What to watch out for:

  • BPS & BPF: Some manufacturers have replaced BPA with its chemical cousins, BPS (Bisphenol S) and BPF (Bisphenol F). Preliminary studies hint that these might share similar health concerns with BPA (8).
  • Beyond BPA: Plastics may contain other chemicals, such as phthalates, that raise health concerns. A “BPA-free” label doesn’t necessarily mean “chemical-free.”
  • The Constant Evolution of Plastics: Plastic safety is a dynamic field of study. As one harmful chemical becomes well-known, other potentially harmful ones may emerge. Being informed is the best defense.

While BPA-free is a step toward safer consumer products, it’s always wise to scrutinize what other chemicals might be in the mix.

Are BPA-Free Products More Sustainable?

The pivot towards BPA-free plastics isn’t just about health; it’s also part of a broader movement towards more sustainable, eco-friendly choices.  Materials without harmful chemicals like BPA can be safer for the environment. Think about it: less chemical leaching into the soil and water means healthier ecosystems.

But what about the life cycle of these plastics? That’s where recycling steps in:

  • BPA Plastics: Plastics containing BPA, primarily polycarbonates, are labeled with the recycling code “#7”. Not all of them are recyclable in typical municipal recycling programs. When they are, the recycling process must be meticulous to prevent BPA leaching, adding to the complexity.
  • BPA-Free Plastics: Many BPA-free plastics come under different recycling codes, depending on their chemical composition.
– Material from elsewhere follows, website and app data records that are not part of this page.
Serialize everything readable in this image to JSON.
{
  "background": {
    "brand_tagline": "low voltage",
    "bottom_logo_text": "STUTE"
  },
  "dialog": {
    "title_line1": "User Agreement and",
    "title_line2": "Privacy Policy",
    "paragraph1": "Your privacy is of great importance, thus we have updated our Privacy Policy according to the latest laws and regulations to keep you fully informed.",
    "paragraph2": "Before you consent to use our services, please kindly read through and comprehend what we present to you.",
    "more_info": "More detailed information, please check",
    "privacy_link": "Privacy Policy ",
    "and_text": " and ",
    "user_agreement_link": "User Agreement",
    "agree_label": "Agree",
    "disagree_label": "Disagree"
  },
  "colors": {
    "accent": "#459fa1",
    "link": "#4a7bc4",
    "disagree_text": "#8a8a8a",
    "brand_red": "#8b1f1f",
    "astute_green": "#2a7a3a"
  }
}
For example, PET (polyethylene terephthalate), a common BPA-free plastic used in drink bottles, carries the recycling code “#1” and is widely accepted in recycling programs. This means more of these plastics might get a second life instead of languishing in landfills.

Keep in mind that sustainability isn’t just about picking BPA-free products — it means also ensuring that they are disposed of responsibly.

The Road Ahead: BPA, Health, and Sustainability

Our journey through the intricacies of BPA reveals a broader story about health, sustainability, and our collective efforts for a safer future. Here’s a quick snapshot of what lies ahead:

Ongoing Research

The story of BPA isn’t fully written yet. Labs worldwide continue to investigate BPA’s long-term effects and search for safer alternatives.

Global Initiatives

Countries are stepping up. There’s a global push for clearer regulations on chemical use and a demand for more transparent industry practices. This signifies a shift towards a safer and sustainable global market.

What’s Next for You?

Stay informed. Your choices matter and can drive meaningful change. If you’re interested in diving deeper, explore our collection on sustainable living and eco-friendly choices. Continue educating yourself and making thoughtful choices. Your actions today shape our world tomorrow.


  1. “Beat Plastic Pollution.”  UN Environment Programme.  https://www.unep.org/interactives/beat-plastic-pollution/
  2. “Bisphenol A (BPA).”  NIH, 2023.  https://www.niehs.nih.gov/health/topics/agents/sya-bpa/index.cfm
  3. “The Politics of Plastics: The Making and Unmaking of Bisphenol A ‘Safety’.”  American Journal of Public Health, 2009.  https://www.ncbi.nlm.nih.gov/pmc/articles/PMC2774166/
  4. “Endocrine Disruptors.”  NIH, 2023. https://www.niehs.nih.gov/health/topics/agents/endocrine/index.cfm
  5. “Bisphenol A and Hormone-Associated Cancers: Current Progress and Perspectives.”  Medicine, 2015.  https://www.ncbi.nlm.nih.gov/pmc/articles/PMC4602822/
  6. “The Impact of Bisphenol A on Fertility, Reproductive System, and Development: A Review of the Literature.”  International Journal of Endocrinology, 2019.   https://www.ncbi.nlm.nih.gov/pmc/articles/PMC6481157/
  7. “Mom’s Exposure to BPA During Pregnancy May Put Her Baby on Course to Obesity.”  Columbia University, 2016.  https://www.publichealth.columbia.edu/news/moms-exposure-bpa-during-pregnancy-may-put-her-baby-course-obesity
  8. “BPA-Free Plastic Containers May Be Just as Hazardous.”  Scientific American, 2014. https://www.scientificamerican.com/article/bpa-free-plastic-containers-may-be-just-as-hazardous/